The mischief, however, is done so far, and we can only trust that as the Whigs will not trust Liberals with power, they will in the English fashion concede to them some share of "influ- ence." Their measures may then possibly compensate for their men, and by working Mr. Gladstone to death they may yet secure the support which a strong Cabinet would have ensured without the risk of that calamity. They will have something to do when Parliament meets, to face every kind of Irish diffi- culty without an Irishman in the Cabinet, to defend a Reform Bill through Mr. Gladstone and three old Whigs, to justify the laxity which has allowed the white Fenian to escape and the horrible severity which has strewed roads in Jamaica with the corpses of Fenians of a different colour, to stand up against the party which would postpone all constitutional change, and to defeat the party which will accept only change in the purely democratic direction, and to do all this through old Whigs who cannot talk the dialect of to-day, while young Liberal Ministers, who can, must give silent -votes behind them.
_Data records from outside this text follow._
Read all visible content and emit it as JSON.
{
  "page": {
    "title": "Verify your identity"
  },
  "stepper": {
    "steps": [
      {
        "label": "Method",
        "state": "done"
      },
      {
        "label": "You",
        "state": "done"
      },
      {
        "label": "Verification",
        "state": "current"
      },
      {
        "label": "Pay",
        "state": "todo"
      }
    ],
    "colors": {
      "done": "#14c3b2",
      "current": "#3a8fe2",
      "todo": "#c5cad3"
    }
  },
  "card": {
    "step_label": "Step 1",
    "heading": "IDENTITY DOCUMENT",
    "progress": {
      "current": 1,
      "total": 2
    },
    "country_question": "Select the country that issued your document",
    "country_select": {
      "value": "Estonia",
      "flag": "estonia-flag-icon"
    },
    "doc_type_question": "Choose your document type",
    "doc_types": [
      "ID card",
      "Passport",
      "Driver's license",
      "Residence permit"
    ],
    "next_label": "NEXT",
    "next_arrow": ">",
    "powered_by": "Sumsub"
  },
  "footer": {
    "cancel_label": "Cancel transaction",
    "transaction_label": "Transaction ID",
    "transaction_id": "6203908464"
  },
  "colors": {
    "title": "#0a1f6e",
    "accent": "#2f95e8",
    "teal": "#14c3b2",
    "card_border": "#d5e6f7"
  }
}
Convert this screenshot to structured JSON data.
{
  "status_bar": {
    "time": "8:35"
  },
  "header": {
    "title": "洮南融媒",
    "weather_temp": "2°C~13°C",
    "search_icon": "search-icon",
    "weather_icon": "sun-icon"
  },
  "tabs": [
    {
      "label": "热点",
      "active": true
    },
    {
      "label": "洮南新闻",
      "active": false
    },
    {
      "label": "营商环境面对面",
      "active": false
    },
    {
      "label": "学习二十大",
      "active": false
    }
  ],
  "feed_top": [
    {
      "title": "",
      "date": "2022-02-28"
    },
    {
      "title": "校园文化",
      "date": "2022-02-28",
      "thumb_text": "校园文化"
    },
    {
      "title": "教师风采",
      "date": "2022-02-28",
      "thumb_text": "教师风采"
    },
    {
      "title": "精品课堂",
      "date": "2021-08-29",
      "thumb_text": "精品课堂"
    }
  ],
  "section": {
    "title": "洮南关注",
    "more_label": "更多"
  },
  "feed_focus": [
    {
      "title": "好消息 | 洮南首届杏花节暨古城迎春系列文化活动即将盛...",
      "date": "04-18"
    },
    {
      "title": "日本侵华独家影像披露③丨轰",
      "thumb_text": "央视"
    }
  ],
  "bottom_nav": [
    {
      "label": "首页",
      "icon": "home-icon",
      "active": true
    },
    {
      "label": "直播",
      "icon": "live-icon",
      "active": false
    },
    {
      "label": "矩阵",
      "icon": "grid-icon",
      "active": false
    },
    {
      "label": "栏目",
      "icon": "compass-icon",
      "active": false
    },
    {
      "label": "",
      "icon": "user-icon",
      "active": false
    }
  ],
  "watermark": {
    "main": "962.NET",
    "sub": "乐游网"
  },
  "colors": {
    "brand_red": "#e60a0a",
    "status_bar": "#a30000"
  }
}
If Lord Russell likes the prospect we can but wish that he may succeed, but we warn him that the Whigs among whom he lives are not the whole of the Liberals of Great Britain, and that if he by his exclusiveness throws the Government into the hands of the Third Party the country may forgive him, but the men who care for true progress never will.